Modular Multiplicative Inverse

Let us start with few facts and know importance of this topic. While using mod (%) operator,

(a + b) % m = a%m + b%m
(a * b) % m = a%m * b%m

But this relation doesn’t satisfy when performing division.

(a / b) % m ≠ a%m / b%m

Being a commonly used operator, this problem has to be overcome. i.e. to apply mod operator on a division operation. Extended Euclidean algorithm comes to rescue when b,m are co-primes.

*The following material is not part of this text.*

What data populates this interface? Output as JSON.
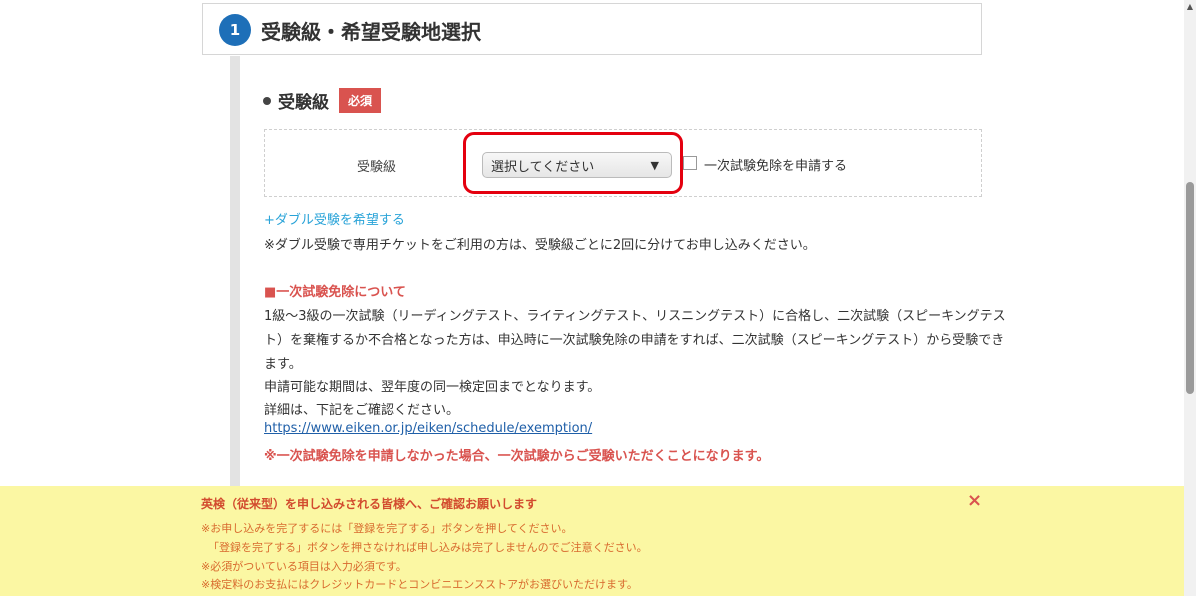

When b and m are co-primes, find MI = modular inverse of b over m. This modular inverse can be used to find quotient of division applied to modulus.
i.e

(a / b) % m = a%m * MI%m

Here is the C++ function for finding modular multiplicative inverse using extended euclidean:

int modInv(int b, int m)
{
	int r1 = m,r2 = b;
	int t1 = 0,t2 = 1;
	int q,r,t;
	while(r2 > 0)
	{
		q = r1/r2;
		r = r1 - q*r2;
		r1= r2;
		r2= r;
		t = t1 - q*t2;
		t1 = t2;
		t2 = t;
	}
	if(r1 == 1)
		return t1;
	else
	{
		printf("Inverse doesn't exist");
		return -1;
	}
}

Inverse doesn’t exist only in the cases when b and m are not coprimes.

Fermet’s Little Theorem:
This theorem is saviour to overcome the difficulty in able to remember the Extended Euclidean algorithm. In most of the problems on competitive programming, MOD value is generally a constant prime, usually with a value of 10^9 + 7. Fermet’s Little theorem states that inverse of a number ‘A’ over mod ‘N’, when N is prime is modPow(A,N-2,N). i.e.

A-1 = AN-2 % N

Though the value of N is very large, you can always use Modular Exponentiation Algorithm to solve it efficiently.